The risk of tendon xanthomas in familial hypercholesterolaemia is influenced by variation in genes of the reverse cholesterol transport pathway and the low-density lipoprotein oxidation pathway
AimsThe presence of tendon xanthomas is a marker of high risk of cardiovascular disease (CVD) among patients with familial hypercholesterolaemia (FH). Therefore, xanthomas and atherosclerosis may result from the same pathophysiological mechanisms. Reverse cholesterol transport (RCT) and low-density lipoprotein (LDL) oxidation are pathophysiological pathways of atherosclerosis, and it is well established that genetic variation in these pathways influences CVD risk. We therefore determined whether genetic variation in these pathways is also associated with the occurrence of tendon xanthomas in FH patients.Methods and resultsFour genetic variants in each pathway were genotyped in 1208 FH patients. We constructed a gene-load score for both pathways. The odds of xanthomas increased with the number of the risk alleles in the RCT pathway (OR 1.21, 95 CI 1.08-1.36, Ptrend = 0.0014). Similarly, higher numbers of risk alleles in the LDL oxidation pathway were associated with the presence of xanthomas (OR 1.24, 95 CI 1.08-1.41, Ptrend = 0.0015).ConclusionThe presence of tendon xanthomas in FH patients is associated with genetic variation in the RCT and LDL oxidation pathways. These results support the hypothesis that xanthomas and atherosclerosis share pathophysiological mechanisms.

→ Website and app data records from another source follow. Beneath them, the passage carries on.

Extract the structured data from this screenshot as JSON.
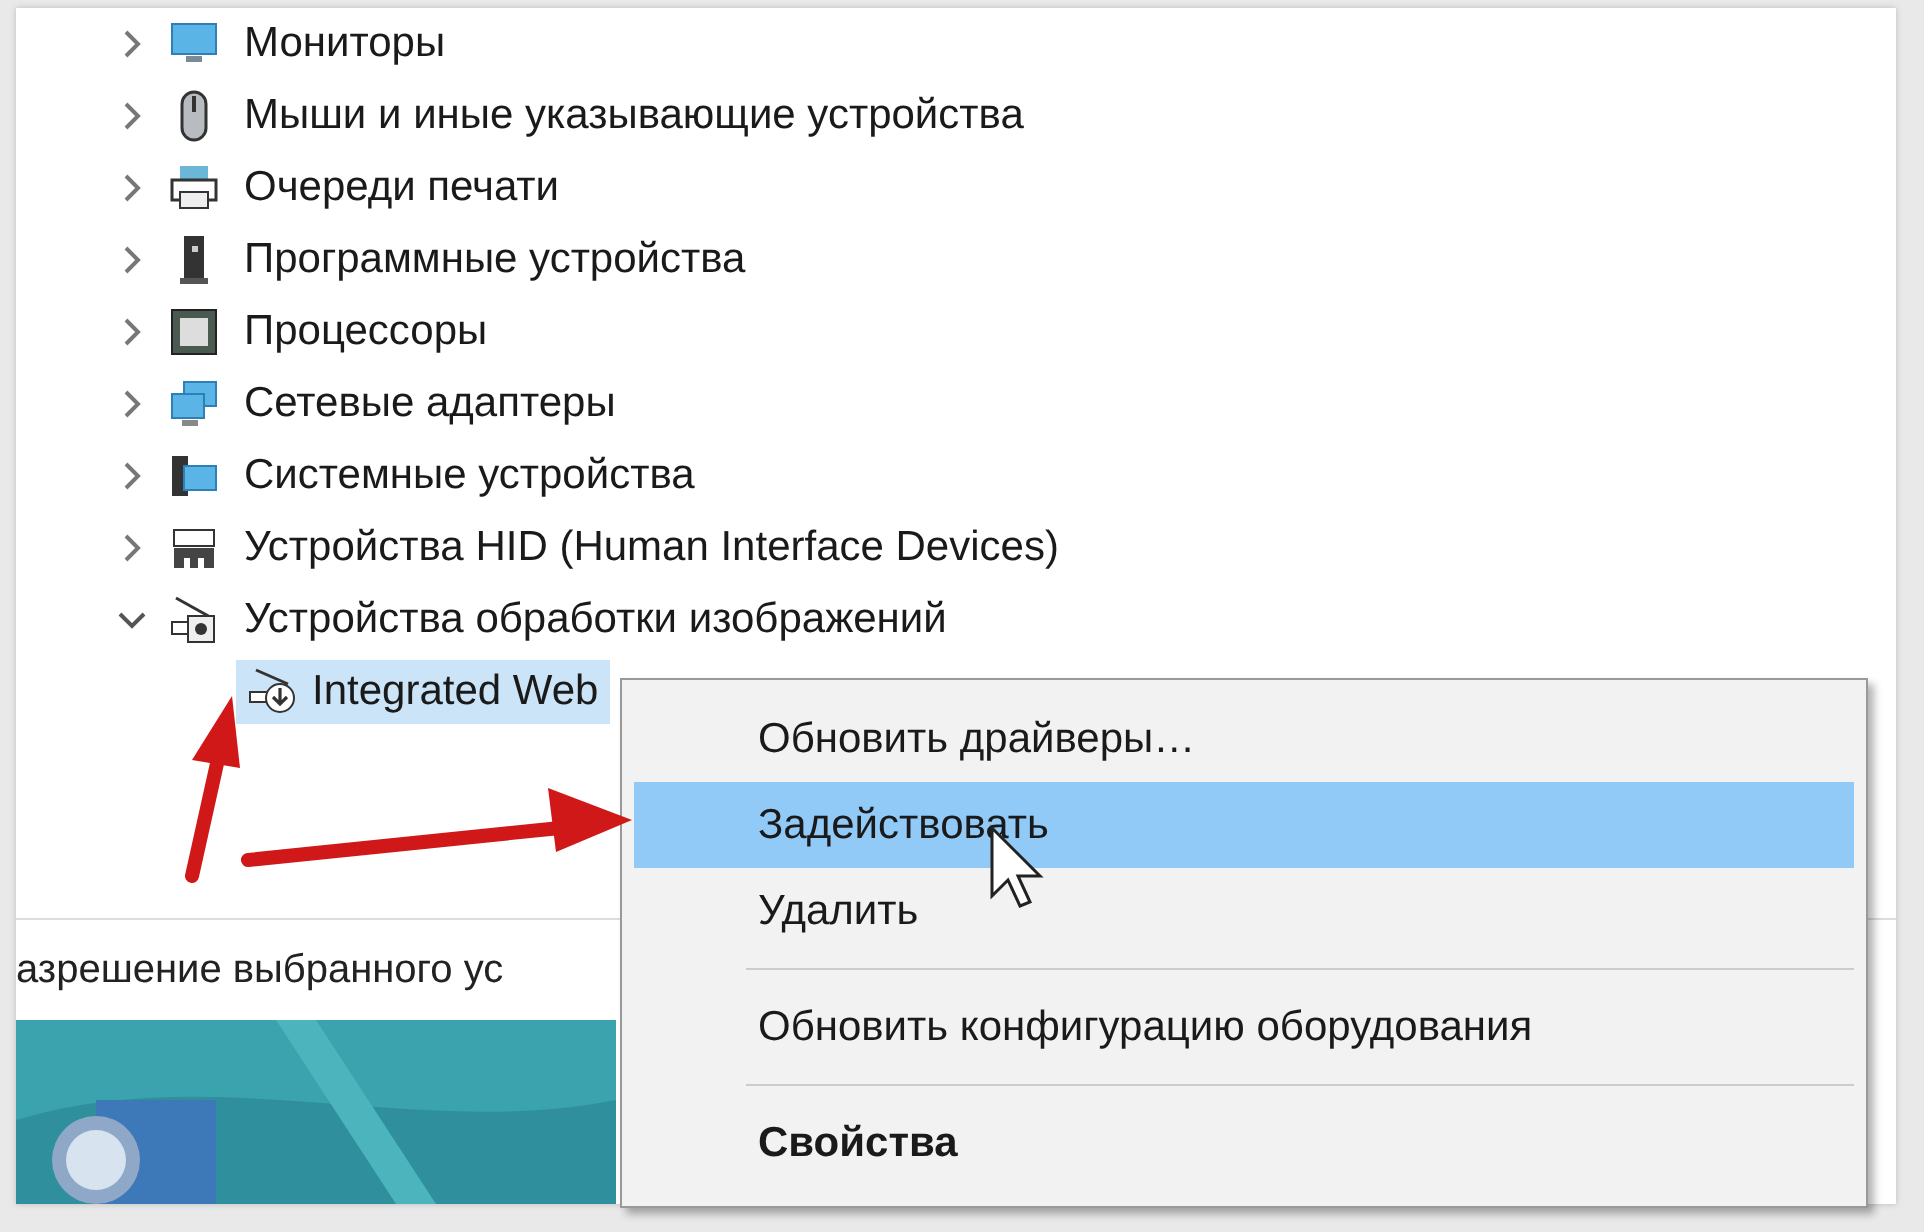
{
  "tree": {
    "items": [
      {
        "label": "Мониторы",
        "expanded": false,
        "selected": false
      },
      {
        "label": "Мыши и иные указывающие устройства",
        "expanded": false,
        "selected": false
      },
      {
        "label": "Очереди печати",
        "expanded": false,
        "selected": false
      },
      {
        "label": "Программные устройства",
        "expanded": false,
        "selected": false
      },
      {
        "label": "Процессоры",
        "expanded": false,
        "selected": false
      },
      {
        "label": "Сетевые адаптеры",
        "expanded": false,
        "selected": false
      },
      {
        "label": "Системные устройства",
        "expanded": false,
        "selected": false
      },
      {
        "label": "Устройства HID (Human Interface Devices)",
        "expanded": false,
        "selected": false
      },
      {
        "label": "Устройства обработки изображений",
        "expanded": true,
        "selected": false,
        "children": [
          {
            "label": "Integrated Web",
            "selected": true
          }
        ]
      }
    ]
  },
  "status_bar": {
    "text": "азрешение выбранного ус"
  },
  "context_menu": {
    "items": [
      {
        "kind": "item",
        "label": "Обновить драйверы…",
        "selected": false
      },
      {
        "kind": "item",
        "label": "Задействовать",
        "selected": true
      },
      {
        "kind": "item",
        "label": "Удалить",
        "selected": false
      },
      {
        "kind": "separator"
      },
      {
        "kind": "item",
        "label": "Обновить конфигурацию оборудования",
        "selected": false
      },
      {
        "kind": "separator"
      },
      {
        "kind": "default",
        "label": "Свойства",
        "selected": false
      }
    ]
  }
}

- Reverse cholesterol transport
- Familial hypercholesterolaemia
- LDL oxidation